Last week ended the regular school year for at least many of us in the state who teach in traditional public schools and it was ironic to see that many teachers were having to wait until after “grade verification” deadlines passed before they could get test scores back from state and local entities.
I understand. It happens. Some years more than others. And this post is not to draw out that debate of timing.
But Liz Bell’s article on EdNC.org last week entitled “‘Tight timeline’ to return final exam scores burdens some teachers” raised my eyebrows in other ways.
She sought clarification on the matter from Dr. June Atkinson, the former state superintendent. She would know. She would have the experience, the insight, and the ability to explain all of the different cogs that are working in the system.
Yet my next inclination was to see if our current state superintendent had anything to say about the matter. And I found…
Approaching six months in office and really naught about the “testing” has been addressed from DPI’s standpoint. Needless to say that within those six months, multitudes of teachers have begun, taught, and completed classes that were tested with EOC’s and NC Finals in block schedules.
Yet no word from Johnson about this matter.
In fact, lots have happened in the past week about public education. For instance:
- The Charter School Advisory Board met to discuss the future of a school in turmoil.
- The Senate and the House budgets are still being negotiated with funding for DPI significantly altered in both versions.
- There is still a huge debate about class sizes for the next year in elementary schools. Just look at the conversation happening in Wake County about funding schools.
- Alternative teacher preparation programs are being pushed through voting processes.
And where in the state was Mark Johnson?
In fact, the only blurb I heard to even come from Johnson’s office in the past couple of weeks involved a possible breaking of the law.
On June 6th, Billy Ball reported on NC Policy Watch in “State Superintendent may be violating law by ignoring public records request” that,
N.C. Superintendent of Public Instruction Mark Johnson’s inaction on a long-standing public records request from Policy Watch may be a violation of state law, a prominent North Carolina media attorney says.
And what did Johnson respond with? Nothing. He has someone do it for him.
A spokeswoman for the Department of Public Instruction (DPI), Vanessa Jeter, responded that day to say the records request had been received. In follow-up emails on Feb. 1 and Feb. 8, Jeter said the request had been forwarded to DPI’s information technology and legal departments, pointing out the superintendent’s emails would need to be reviewed in order to redact any confidential information.

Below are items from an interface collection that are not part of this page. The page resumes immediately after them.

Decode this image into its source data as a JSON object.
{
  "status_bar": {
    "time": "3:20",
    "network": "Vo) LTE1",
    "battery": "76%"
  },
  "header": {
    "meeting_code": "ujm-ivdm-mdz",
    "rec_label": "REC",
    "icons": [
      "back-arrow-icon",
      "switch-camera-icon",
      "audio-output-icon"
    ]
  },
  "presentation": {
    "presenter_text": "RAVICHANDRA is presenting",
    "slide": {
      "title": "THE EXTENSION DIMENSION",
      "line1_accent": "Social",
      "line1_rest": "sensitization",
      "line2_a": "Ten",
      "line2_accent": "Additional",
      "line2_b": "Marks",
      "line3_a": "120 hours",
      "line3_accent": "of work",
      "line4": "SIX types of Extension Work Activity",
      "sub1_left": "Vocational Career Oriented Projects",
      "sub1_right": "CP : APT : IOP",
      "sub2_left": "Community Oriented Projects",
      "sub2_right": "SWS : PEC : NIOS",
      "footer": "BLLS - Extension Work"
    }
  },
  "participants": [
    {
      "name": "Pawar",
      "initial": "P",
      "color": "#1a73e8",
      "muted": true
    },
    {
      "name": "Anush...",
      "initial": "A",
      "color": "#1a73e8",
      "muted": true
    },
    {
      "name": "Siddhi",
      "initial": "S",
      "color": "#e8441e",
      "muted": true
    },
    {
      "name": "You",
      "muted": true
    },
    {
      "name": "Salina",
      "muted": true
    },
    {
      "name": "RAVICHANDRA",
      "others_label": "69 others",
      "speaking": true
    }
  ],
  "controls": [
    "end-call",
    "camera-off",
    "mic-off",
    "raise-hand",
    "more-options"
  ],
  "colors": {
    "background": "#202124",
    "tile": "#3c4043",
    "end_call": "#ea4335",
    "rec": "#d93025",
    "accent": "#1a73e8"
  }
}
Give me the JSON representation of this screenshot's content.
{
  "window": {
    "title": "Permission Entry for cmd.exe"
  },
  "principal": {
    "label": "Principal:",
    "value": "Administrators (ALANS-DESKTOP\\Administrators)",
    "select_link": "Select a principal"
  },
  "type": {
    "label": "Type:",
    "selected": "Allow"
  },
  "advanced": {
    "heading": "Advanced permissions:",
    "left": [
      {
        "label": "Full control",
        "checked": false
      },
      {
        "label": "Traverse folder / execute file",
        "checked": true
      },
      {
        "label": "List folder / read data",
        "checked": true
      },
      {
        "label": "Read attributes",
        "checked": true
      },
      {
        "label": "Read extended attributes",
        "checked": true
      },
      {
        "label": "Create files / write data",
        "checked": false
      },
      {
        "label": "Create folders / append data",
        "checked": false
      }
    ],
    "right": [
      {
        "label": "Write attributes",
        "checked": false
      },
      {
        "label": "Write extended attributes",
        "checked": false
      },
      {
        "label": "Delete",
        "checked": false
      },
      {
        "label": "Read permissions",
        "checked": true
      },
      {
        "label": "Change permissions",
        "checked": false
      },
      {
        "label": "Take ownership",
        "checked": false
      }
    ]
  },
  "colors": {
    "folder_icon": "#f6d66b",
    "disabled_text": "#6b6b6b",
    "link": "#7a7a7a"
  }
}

Under North Carolina’s public records law, that would include certain types of protected information such as private employee records and attorney-client communications, among other exclusions.
In a March 22 email, DPI told Policy Watch that Johnson’s office was still working on the records request. And on March 31, Jeter wrote that the “hold-up” concerned a piece of software that would allow for a search of Johnson’s emails.
“If that is not important to you, we can handle it differently and move forward more quickly,” Jeter wrote.
In an April 4 response, Policy Watch asked for Johnson’s office to proceed without the software in order to obtain the records “sooner rather than later.”
Since then, there’s been little indication of any progress on the public records request, with follow-up emails from Policy Watch in late April, May and June often prompting no response from Johnson’s office.
Those last words from the above excerpt – “no response from Johnson’s office” – is becoming the running theme of his tenure.